Spot each line in the records below where the word "brand" occurs, then copy it.

(Data extract begins)

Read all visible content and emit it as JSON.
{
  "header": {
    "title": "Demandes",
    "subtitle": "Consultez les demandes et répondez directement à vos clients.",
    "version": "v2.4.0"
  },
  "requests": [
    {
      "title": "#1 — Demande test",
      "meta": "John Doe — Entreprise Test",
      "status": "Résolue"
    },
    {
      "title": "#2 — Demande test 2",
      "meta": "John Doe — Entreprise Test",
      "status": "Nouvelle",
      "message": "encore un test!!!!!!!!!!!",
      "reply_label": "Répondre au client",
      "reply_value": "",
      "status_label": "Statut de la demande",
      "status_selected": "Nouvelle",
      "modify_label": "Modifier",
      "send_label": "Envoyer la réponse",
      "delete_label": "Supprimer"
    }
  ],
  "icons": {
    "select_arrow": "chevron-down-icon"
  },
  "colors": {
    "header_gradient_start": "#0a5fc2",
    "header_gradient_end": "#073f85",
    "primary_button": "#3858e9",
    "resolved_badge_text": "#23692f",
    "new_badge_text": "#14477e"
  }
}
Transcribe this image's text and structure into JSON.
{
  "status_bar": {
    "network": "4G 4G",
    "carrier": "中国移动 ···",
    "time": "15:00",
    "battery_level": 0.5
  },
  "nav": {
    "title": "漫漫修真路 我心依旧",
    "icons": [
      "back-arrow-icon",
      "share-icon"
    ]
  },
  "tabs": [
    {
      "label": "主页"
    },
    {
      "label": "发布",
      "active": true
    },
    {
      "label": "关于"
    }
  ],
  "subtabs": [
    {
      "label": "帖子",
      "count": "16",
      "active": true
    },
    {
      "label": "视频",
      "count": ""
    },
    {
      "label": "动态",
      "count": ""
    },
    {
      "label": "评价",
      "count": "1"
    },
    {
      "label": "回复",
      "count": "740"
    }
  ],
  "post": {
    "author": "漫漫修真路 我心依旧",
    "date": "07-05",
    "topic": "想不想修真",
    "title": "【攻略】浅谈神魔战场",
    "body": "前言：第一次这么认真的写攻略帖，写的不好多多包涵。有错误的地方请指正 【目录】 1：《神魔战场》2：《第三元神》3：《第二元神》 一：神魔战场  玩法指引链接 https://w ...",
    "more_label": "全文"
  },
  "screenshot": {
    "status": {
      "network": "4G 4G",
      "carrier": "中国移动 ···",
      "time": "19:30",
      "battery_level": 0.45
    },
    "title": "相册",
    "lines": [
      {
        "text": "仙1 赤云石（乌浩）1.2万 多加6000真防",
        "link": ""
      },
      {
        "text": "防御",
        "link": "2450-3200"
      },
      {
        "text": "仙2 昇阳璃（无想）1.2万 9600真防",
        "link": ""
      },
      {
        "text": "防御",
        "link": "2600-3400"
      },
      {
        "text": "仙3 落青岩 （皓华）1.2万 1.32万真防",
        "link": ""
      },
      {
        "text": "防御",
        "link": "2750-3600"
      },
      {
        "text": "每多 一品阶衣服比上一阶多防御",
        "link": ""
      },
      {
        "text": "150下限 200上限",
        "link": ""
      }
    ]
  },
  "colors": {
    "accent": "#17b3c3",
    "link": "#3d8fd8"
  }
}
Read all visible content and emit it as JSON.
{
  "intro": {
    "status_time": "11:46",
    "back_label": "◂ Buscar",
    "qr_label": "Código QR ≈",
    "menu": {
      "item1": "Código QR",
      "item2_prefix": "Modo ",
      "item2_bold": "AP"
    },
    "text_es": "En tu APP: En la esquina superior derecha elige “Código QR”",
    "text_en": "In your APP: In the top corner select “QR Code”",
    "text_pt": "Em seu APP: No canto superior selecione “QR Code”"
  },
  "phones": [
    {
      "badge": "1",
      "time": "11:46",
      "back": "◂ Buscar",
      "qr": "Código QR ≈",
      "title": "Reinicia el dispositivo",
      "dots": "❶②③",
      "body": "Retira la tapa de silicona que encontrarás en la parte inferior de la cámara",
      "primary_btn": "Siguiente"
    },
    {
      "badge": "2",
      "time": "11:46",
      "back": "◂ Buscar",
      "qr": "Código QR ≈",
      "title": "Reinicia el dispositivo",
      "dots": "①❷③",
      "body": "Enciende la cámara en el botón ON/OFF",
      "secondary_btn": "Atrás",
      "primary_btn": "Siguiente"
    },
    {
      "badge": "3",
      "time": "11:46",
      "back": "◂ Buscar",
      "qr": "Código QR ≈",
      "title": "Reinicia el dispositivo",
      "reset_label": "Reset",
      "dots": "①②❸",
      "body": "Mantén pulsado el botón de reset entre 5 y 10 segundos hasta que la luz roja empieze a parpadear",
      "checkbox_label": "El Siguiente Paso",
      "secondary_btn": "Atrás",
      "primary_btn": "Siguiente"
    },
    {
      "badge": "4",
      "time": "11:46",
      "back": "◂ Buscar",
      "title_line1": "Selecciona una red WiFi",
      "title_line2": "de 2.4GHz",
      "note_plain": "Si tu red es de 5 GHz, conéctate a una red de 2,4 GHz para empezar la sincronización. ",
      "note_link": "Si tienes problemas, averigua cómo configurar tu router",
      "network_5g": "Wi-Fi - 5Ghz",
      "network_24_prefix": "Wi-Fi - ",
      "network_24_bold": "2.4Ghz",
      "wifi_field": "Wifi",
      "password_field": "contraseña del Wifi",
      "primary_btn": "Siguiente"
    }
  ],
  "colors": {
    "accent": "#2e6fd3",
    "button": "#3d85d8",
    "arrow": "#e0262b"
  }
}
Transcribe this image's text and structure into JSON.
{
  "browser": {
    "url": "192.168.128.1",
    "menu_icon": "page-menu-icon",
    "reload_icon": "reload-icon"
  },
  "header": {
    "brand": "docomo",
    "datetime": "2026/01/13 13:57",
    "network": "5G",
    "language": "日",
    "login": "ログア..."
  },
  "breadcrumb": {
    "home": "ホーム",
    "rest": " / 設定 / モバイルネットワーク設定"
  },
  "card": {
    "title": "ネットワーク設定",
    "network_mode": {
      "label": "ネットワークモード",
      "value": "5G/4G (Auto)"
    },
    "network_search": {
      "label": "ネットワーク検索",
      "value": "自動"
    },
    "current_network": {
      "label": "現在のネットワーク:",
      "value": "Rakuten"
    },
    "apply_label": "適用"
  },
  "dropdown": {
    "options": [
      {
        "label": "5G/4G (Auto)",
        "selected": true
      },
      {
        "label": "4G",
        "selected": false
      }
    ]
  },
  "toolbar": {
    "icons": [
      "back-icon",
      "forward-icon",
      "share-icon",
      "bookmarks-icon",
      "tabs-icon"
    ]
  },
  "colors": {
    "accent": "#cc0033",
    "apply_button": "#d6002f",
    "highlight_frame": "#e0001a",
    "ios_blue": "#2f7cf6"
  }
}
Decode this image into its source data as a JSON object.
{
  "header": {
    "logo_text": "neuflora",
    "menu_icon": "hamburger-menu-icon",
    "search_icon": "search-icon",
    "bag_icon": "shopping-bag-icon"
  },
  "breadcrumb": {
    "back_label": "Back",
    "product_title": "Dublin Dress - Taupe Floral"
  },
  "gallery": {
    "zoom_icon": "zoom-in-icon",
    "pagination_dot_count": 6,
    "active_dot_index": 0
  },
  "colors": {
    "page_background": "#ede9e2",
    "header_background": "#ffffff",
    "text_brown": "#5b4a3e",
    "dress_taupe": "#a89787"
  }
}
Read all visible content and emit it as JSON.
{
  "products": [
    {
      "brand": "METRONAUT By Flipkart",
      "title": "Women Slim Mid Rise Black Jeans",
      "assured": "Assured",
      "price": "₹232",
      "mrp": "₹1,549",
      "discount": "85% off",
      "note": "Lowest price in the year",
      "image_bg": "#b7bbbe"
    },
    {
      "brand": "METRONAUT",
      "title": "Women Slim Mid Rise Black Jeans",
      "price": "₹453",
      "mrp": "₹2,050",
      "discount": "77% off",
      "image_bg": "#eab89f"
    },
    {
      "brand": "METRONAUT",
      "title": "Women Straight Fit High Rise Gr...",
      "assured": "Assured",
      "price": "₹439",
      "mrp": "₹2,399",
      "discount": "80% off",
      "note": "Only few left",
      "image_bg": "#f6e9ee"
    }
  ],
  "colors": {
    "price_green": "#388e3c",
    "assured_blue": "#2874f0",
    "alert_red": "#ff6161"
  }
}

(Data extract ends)

(Response area)
    "brand": "docomo",
      "brand": "METRONAUT By Flipkart",
      "brand": "METRONAUT",
      "brand": "METRONAUT",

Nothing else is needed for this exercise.